EXERCISE MATERIAL Block Start

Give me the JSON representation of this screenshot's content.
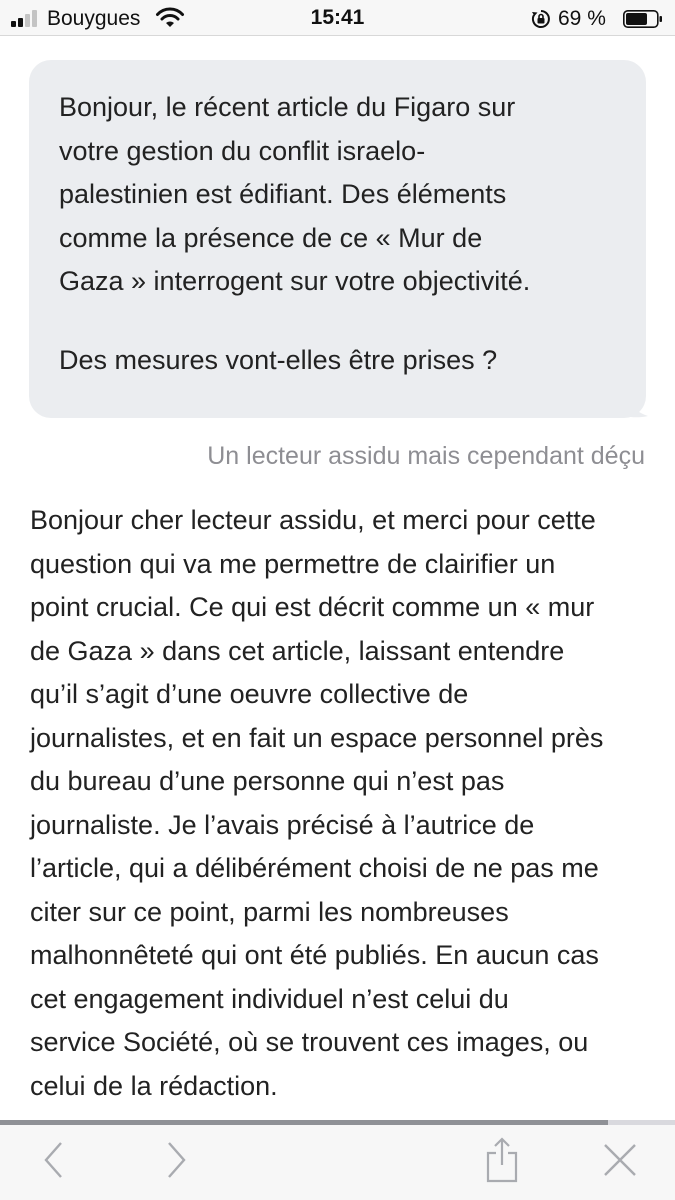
{
  "status_bar": {
    "carrier": "Bouygues",
    "time": "15:41",
    "battery_percent": "69 %",
    "signal_bars_filled": 2,
    "signal_bars_total": 4
  },
  "chat": {
    "question_lines": "Bonjour, le récent article du Figaro sur\nvotre gestion du conflit israelo-\npalestinien est édifiant. Des éléments\ncomme la présence de ce « Mur de\nGaza » interrogent sur votre objectivité.",
    "question_followup": "Des mesures vont-elles être prises ?",
    "signature": "Un lecteur assidu mais cependant déçu",
    "answer_lines": "Bonjour cher lecteur assidu, et merci pour cette\nquestion qui va me permettre de clairifier un\npoint crucial. Ce qui est décrit comme un « mur\nde Gaza » dans cet article, laissant entendre\nqu’il s’agit d’une oeuvre collective de\njournalistes, et en fait un espace personnel près\ndu bureau d’une personne qui n’est pas\njournaliste. Je l’avais précisé à l’autrice de\nl’article, qui a délibérément choisi de ne pas me\nciter sur ce point, parmi les nombreuses\nmalhonnêteté qui ont été publiés. En aucun cas\ncet engagement individuel n’est celui du\nservice Société, où se trouvent ces images, ou\ncelui de la rédaction."
  },
  "toolbar": {
    "reading_progress": 0.9,
    "icons": [
      "back-icon",
      "forward-icon",
      "share-icon",
      "close-icon"
    ]
  },
  "colors": {
    "bubble": "#ebedf0",
    "signature": "#8e8e93",
    "text": "#222222",
    "toolbar_icon": "#a9abb0",
    "progress": "#8f9196"
  }
}
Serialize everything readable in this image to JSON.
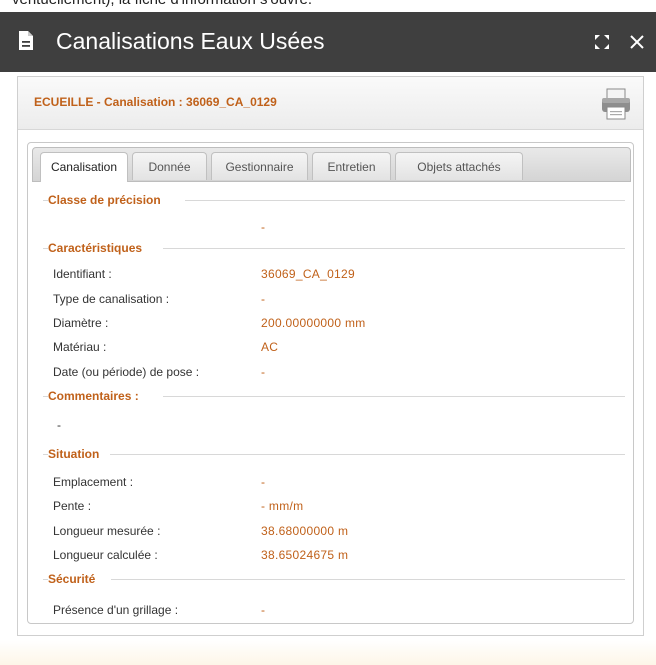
{
  "top_strip_text": "ventuellement), la fiche d'information s'ouvre.",
  "window": {
    "title": "Canalisations Eaux Usées"
  },
  "panel": {
    "title": "ECUEILLE - Canalisation : 36069_CA_0129"
  },
  "tabs": [
    {
      "label": "Canalisation",
      "active": true
    },
    {
      "label": "Donnée",
      "active": false
    },
    {
      "label": "Gestionnaire",
      "active": false
    },
    {
      "label": "Entretien",
      "active": false
    },
    {
      "label": "Objets attachés",
      "active": false
    }
  ],
  "sections": {
    "classe": {
      "title": "Classe de précision",
      "value": "-"
    },
    "caracteristiques": {
      "title": "Caractéristiques",
      "rows": [
        {
          "label": "Identifiant :",
          "value": "36069_CA_0129"
        },
        {
          "label": "Type de canalisation :",
          "value": "-"
        },
        {
          "label": "Diamètre :",
          "value": "200.00000000 mm"
        },
        {
          "label": "Matériau :",
          "value": "AC"
        },
        {
          "label": "Date (ou période) de pose :",
          "value": "-"
        }
      ]
    },
    "commentaires": {
      "title": "Commentaires :",
      "value": "-"
    },
    "situation": {
      "title": "Situation",
      "rows": [
        {
          "label": "Emplacement :",
          "value": "-"
        },
        {
          "label": "Pente :",
          "value": "- mm/m"
        },
        {
          "label": "Longueur mesurée :",
          "value": "38.68000000 m"
        },
        {
          "label": "Longueur calculée :",
          "value": "38.65024675 m"
        }
      ]
    },
    "securite": {
      "title": "Sécurité",
      "rows": [
        {
          "label": "Présence d'un grillage :",
          "value": "-"
        }
      ]
    }
  },
  "colors": {
    "accent": "#c0611a",
    "titlebar": "#3f3f3f"
  }
}
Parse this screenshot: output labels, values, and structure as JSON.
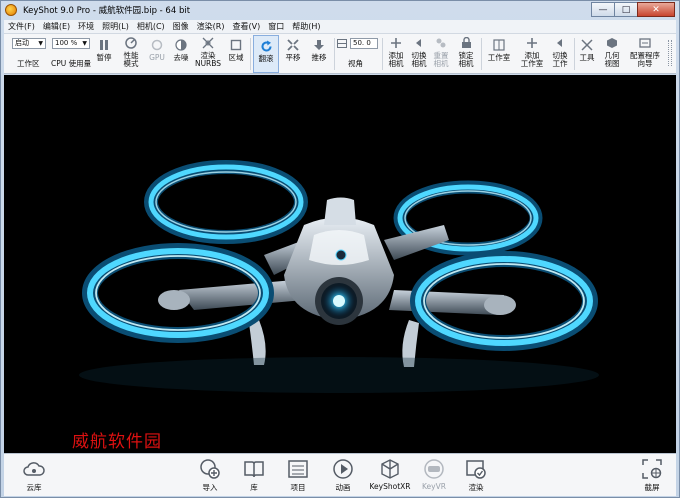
{
  "window": {
    "title": "KeyShot 9.0 Pro  - 威航软件园.bip  - 64 bit",
    "controls": {
      "minimize": "—",
      "maximize": "□",
      "close": "✕"
    }
  },
  "menu": [
    "文件(F)",
    "编辑(E)",
    "环境",
    "照明(L)",
    "相机(C)",
    "图像",
    "渲染(R)",
    "查看(V)",
    "窗口",
    "帮助(H)"
  ],
  "toolbar": {
    "workspace_select": "启动",
    "workspace_label": "工作区",
    "cpu_select": "100 %",
    "cpu_label": "CPU 使用量",
    "pause": "暂停",
    "perf_line1": "性能",
    "perf_line2": "模式",
    "gpu": "GPU",
    "denoise": "去噪",
    "nurbs_line1": "渲染",
    "nurbs_line2": "NURBS",
    "region": "区域",
    "tumble": "翻滚",
    "pan": "平移",
    "dolly": "推移",
    "fov_value": "50. 0",
    "fov_label": "视角",
    "add_cam_line1": "添加",
    "add_cam_line2": "相机",
    "switch_cam_line1": "切换",
    "switch_cam_line2": "相机",
    "reset_cam_line1": "重置",
    "reset_cam_line2": "相机",
    "lock_cam_line1": "锁定",
    "lock_cam_line2": "相机",
    "studio": "工作室",
    "add_studio_line1": "添加",
    "add_studio_line2": "工作室",
    "switch_work_line1": "切换",
    "switch_work_line2": "工作",
    "tools": "工具",
    "geo_line1": "几何",
    "geo_line2": "视图",
    "wizard_line1": "配置程序",
    "wizard_line2": "向导"
  },
  "viewport": {
    "watermark": "威航软件园",
    "accent": "#2ec8ff",
    "background": "#000000"
  },
  "bottom": {
    "cloud": "云库",
    "import": "导入",
    "library": "库",
    "project": "项目",
    "animation": "动画",
    "keyshotxr": "KeyShotXR",
    "keyvr": "KeyVR",
    "render": "渲染",
    "screenshot": "截屏"
  }
}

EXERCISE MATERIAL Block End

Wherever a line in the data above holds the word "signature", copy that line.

    "signature": "Un lecteur assidu mais cependant déçu",
    "signature": "#8e8e93",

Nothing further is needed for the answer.